**WHAT TO PRODUCE:** Every record here should be printed again exactly.

**EXERCISE DATA:**
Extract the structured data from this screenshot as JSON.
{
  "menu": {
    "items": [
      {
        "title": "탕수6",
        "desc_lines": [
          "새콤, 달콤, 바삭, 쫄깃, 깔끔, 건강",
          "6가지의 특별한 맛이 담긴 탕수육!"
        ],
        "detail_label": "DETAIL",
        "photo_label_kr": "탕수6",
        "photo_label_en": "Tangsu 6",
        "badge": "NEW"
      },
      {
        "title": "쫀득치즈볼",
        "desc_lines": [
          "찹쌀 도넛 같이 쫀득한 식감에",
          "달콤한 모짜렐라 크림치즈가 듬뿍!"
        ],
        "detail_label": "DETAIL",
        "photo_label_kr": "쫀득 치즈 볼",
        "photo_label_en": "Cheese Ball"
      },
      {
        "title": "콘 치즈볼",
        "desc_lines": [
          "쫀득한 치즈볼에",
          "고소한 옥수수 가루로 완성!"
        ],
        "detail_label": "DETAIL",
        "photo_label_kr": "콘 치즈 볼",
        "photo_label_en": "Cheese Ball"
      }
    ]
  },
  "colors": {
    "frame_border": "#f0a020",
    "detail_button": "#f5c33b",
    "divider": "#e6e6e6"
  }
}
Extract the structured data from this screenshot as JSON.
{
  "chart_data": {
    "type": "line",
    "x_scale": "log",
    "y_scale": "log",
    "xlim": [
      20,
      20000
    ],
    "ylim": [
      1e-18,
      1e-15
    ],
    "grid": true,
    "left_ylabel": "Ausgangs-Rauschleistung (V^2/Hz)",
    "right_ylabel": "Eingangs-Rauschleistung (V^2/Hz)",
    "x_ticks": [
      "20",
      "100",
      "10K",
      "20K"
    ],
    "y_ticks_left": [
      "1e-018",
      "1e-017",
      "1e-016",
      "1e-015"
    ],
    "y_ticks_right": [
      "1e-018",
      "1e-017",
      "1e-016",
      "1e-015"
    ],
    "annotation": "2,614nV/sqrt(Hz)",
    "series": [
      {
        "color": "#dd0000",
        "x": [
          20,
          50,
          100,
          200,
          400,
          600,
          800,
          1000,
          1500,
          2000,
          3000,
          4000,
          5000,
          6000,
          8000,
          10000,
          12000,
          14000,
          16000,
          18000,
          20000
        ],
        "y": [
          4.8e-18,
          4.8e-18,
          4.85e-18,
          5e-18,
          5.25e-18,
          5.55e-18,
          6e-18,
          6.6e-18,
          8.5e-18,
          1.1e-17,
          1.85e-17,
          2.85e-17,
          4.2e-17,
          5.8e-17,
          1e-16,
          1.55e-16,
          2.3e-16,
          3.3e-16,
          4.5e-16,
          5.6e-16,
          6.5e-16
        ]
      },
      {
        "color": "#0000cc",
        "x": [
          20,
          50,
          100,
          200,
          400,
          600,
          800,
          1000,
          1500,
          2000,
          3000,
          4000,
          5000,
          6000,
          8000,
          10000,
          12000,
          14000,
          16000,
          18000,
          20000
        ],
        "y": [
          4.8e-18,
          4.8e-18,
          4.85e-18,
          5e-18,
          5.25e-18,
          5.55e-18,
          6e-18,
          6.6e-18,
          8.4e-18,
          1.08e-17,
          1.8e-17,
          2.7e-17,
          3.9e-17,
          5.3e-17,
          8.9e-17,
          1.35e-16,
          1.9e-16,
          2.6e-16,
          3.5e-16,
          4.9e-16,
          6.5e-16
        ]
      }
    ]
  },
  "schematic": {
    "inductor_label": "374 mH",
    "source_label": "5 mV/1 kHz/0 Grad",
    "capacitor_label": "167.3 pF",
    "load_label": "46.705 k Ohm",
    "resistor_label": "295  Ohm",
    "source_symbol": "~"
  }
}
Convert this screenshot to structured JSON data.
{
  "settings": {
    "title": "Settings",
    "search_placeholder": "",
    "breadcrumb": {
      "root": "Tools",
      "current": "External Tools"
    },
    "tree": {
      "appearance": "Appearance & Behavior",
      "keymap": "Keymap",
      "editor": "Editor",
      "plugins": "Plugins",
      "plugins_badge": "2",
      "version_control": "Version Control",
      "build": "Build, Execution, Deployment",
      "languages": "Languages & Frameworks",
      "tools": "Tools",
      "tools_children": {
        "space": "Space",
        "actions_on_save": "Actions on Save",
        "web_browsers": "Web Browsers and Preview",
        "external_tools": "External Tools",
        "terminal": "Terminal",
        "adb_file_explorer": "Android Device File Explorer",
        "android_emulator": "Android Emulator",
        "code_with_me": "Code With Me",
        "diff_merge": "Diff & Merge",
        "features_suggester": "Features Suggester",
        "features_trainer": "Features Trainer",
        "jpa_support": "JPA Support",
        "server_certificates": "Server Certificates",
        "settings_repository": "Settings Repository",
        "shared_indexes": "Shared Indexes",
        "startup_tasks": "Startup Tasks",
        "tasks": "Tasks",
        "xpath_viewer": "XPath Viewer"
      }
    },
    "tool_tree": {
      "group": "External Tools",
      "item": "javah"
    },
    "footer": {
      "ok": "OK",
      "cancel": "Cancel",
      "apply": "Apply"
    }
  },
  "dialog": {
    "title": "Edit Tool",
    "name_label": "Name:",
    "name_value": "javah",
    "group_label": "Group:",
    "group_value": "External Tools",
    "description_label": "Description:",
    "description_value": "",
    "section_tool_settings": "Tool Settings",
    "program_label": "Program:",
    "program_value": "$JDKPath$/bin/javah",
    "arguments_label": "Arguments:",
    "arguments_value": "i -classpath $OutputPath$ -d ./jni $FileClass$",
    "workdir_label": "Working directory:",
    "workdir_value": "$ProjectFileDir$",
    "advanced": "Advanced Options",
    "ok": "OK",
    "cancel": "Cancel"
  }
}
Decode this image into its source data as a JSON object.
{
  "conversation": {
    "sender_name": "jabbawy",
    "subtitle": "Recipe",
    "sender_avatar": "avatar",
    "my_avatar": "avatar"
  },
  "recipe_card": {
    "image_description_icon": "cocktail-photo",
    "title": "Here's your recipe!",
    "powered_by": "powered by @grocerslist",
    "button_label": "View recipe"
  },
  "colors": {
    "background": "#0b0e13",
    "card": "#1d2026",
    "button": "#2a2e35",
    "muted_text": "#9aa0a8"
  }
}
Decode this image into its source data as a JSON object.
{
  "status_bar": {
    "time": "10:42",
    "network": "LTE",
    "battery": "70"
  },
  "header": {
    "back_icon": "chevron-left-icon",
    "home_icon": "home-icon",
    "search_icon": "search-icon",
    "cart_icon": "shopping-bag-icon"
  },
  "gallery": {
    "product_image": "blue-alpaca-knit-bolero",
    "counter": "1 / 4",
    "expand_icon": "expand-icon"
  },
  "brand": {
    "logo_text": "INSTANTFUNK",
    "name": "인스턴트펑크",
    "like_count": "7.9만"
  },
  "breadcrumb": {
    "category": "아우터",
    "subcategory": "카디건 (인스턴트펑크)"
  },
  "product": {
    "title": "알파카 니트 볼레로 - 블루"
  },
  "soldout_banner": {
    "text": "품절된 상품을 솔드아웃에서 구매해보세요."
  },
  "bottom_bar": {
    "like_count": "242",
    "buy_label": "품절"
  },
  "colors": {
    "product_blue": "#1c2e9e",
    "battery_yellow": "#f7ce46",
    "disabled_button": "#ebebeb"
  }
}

**RESULT FOR THIS EXERCISE:**
Extract the structured data from this screenshot as JSON.
{
  "menu": {
    "items": [
      {
        "title": "탕수6",
        "desc_lines": [
          "새콤, 달콤, 바삭, 쫄깃, 깔끔, 건강",
          "6가지의 특별한 맛이 담긴 탕수육!"
        ],
        "detail_label": "DETAIL",
        "photo_label_kr": "탕수6",
        "photo_label_en": "Tangsu 6",
        "badge": "NEW"
      },
      {
        "title": "쫀득치즈볼",
        "desc_lines": [
          "찹쌀 도넛 같이 쫀득한 식감에",
          "달콤한 모짜렐라 크림치즈가 듬뿍!"
        ],
        "detail_label": "DETAIL",
        "photo_label_kr": "쫀득 치즈 볼",
        "photo_label_en": "Cheese Ball"
      },
      {
        "title": "콘 치즈볼",
        "desc_lines": [
          "쫀득한 치즈볼에",
          "고소한 옥수수 가루로 완성!"
        ],
        "detail_label": "DETAIL",
        "photo_label_kr": "콘 치즈 볼",
        "photo_label_en": "Cheese Ball"
      }
    ]
  },
  "colors": {
    "frame_border": "#f0a020",
    "detail_button": "#f5c33b",
    "divider": "#e6e6e6"
  }
}
Extract the structured data from this screenshot as JSON.
{
  "chart_data": {
    "type": "line",
    "x_scale": "log",
    "y_scale": "log",
    "xlim": [
      20,
      20000
    ],
    "ylim": [
      1e-18,
      1e-15
    ],
    "grid": true,
    "left_ylabel": "Ausgangs-Rauschleistung (V^2/Hz)",
    "right_ylabel": "Eingangs-Rauschleistung (V^2/Hz)",
    "x_ticks": [
      "20",
      "100",
      "10K",
      "20K"
    ],
    "y_ticks_left": [
      "1e-018",
      "1e-017",
      "1e-016",
      "1e-015"
    ],
    "y_ticks_right": [
      "1e-018",
      "1e-017",
      "1e-016",
      "1e-015"
    ],
    "annotation": "2,614nV/sqrt(Hz)",
    "series": [
      {
        "color": "#dd0000",
        "x": [
          20,
          50,
          100,
          200,
          400,
          600,
          800,
          1000,
          1500,
          2000,
          3000,
          4000,
          5000,
          6000,
          8000,
          10000,
          12000,
          14000,
          16000,
          18000,
          20000
        ],
        "y": [
          4.8e-18,
          4.8e-18,
          4.85e-18,
          5e-18,
          5.25e-18,
          5.55e-18,
          6e-18,
          6.6e-18,
          8.5e-18,
          1.1e-17,
          1.85e-17,
          2.85e-17,
          4.2e-17,
          5.8e-17,
          1e-16,
          1.55e-16,
          2.3e-16,
          3.3e-16,
          4.5e-16,
          5.6e-16,
          6.5e-16
        ]
      },
      {
        "color": "#0000cc",
        "x": [
          20,
          50,
          100,
          200,
          400,
          600,
          800,
          1000,
          1500,
          2000,
          3000,
          4000,
          5000,
          6000,
          8000,
          10000,
          12000,
          14000,
          16000,
          18000,
          20000
        ],
        "y": [
          4.8e-18,
          4.8e-18,
          4.85e-18,
          5e-18,
          5.25e-18,
          5.55e-18,
          6e-18,
          6.6e-18,
          8.4e-18,
          1.08e-17,
          1.8e-17,
          2.7e-17,
          3.9e-17,
          5.3e-17,
          8.9e-17,
          1.35e-16,
          1.9e-16,
          2.6e-16,
          3.5e-16,
          4.9e-16,
          6.5e-16
        ]
      }
    ]
  },
  "schematic": {
    "inductor_label": "374 mH",
    "source_label": "5 mV/1 kHz/0 Grad",
    "capacitor_label": "167.3 pF",
    "load_label": "46.705 k Ohm",
    "resistor_label": "295  Ohm",
    "source_symbol": "~"
  }
}
Convert this screenshot to structured JSON data.
{
  "settings": {
    "title": "Settings",
    "search_placeholder": "",
    "breadcrumb": {
      "root": "Tools",
      "current": "External Tools"
    },
    "tree": {
      "appearance": "Appearance & Behavior",
      "keymap": "Keymap",
      "editor": "Editor",
      "plugins": "Plugins",
      "plugins_badge": "2",
      "version_control": "Version Control",
      "build": "Build, Execution, Deployment",
      "languages": "Languages & Frameworks",
      "tools": "Tools",
      "tools_children": {
        "space": "Space",
        "actions_on_save": "Actions on Save",
        "web_browsers": "Web Browsers and Preview",
        "external_tools": "External Tools",
        "terminal": "Terminal",
        "adb_file_explorer": "Android Device File Explorer",
        "android_emulator": "Android Emulator",
        "code_with_me": "Code With Me",
        "diff_merge": "Diff & Merge",
        "features_suggester": "Features Suggester",
        "features_trainer": "Features Trainer",
        "jpa_support": "JPA Support",
        "server_certificates": "Server Certificates",
        "settings_repository": "Settings Repository",
        "shared_indexes": "Shared Indexes",
        "startup_tasks": "Startup Tasks",
        "tasks": "Tasks",
        "xpath_viewer": "XPath Viewer"
      }
    },
    "tool_tree": {
      "group": "External Tools",
      "item": "javah"
    },
    "footer": {
      "ok": "OK",
      "cancel": "Cancel",
      "apply": "Apply"
    }
  },
  "dialog": {
    "title": "Edit Tool",
    "name_label": "Name:",
    "name_value": "javah",
    "group_label": "Group:",
    "group_value": "External Tools",
    "description_label": "Description:",
    "description_value": "",
    "section_tool_settings": "Tool Settings",
    "program_label": "Program:",
    "program_value": "$JDKPath$/bin/javah",
    "arguments_label": "Arguments:",
    "arguments_value": "i -classpath $OutputPath$ -d ./jni $FileClass$",
    "workdir_label": "Working directory:",
    "workdir_value": "$ProjectFileDir$",
    "advanced": "Advanced Options",
    "ok": "OK",
    "cancel": "Cancel"
  }
}
Decode this image into its source data as a JSON object.
{
  "conversation": {
    "sender_name": "jabbawy",
    "subtitle": "Recipe",
    "sender_avatar": "avatar",
    "my_avatar": "avatar"
  },
  "recipe_card": {
    "image_description_icon": "cocktail-photo",
    "title": "Here's your recipe!",
    "powered_by": "powered by @grocerslist",
    "button_label": "View recipe"
  },
  "colors": {
    "background": "#0b0e13",
    "card": "#1d2026",
    "button": "#2a2e35",
    "muted_text": "#9aa0a8"
  }
}
Decode this image into its source data as a JSON object.
{
  "status_bar": {
    "time": "10:42",
    "network": "LTE",
    "battery": "70"
  },
  "header": {
    "back_icon": "chevron-left-icon",
    "home_icon": "home-icon",
    "search_icon": "search-icon",
    "cart_icon": "shopping-bag-icon"
  },
  "gallery": {
    "product_image": "blue-alpaca-knit-bolero",
    "counter": "1 / 4",
    "expand_icon": "expand-icon"
  },
  "brand": {
    "logo_text": "INSTANTFUNK",
    "name": "인스턴트펑크",
    "like_count": "7.9만"
  },
  "breadcrumb": {
    "category": "아우터",
    "subcategory": "카디건 (인스턴트펑크)"
  },
  "product": {
    "title": "알파카 니트 볼레로 - 블루"
  },
  "soldout_banner": {
    "text": "품절된 상품을 솔드아웃에서 구매해보세요."
  },
  "bottom_bar": {
    "like_count": "242",
    "buy_label": "품절"
  },
  "colors": {
    "product_blue": "#1c2e9e",
    "battery_yellow": "#f7ce46",
    "disabled_button": "#ebebeb"
  }
}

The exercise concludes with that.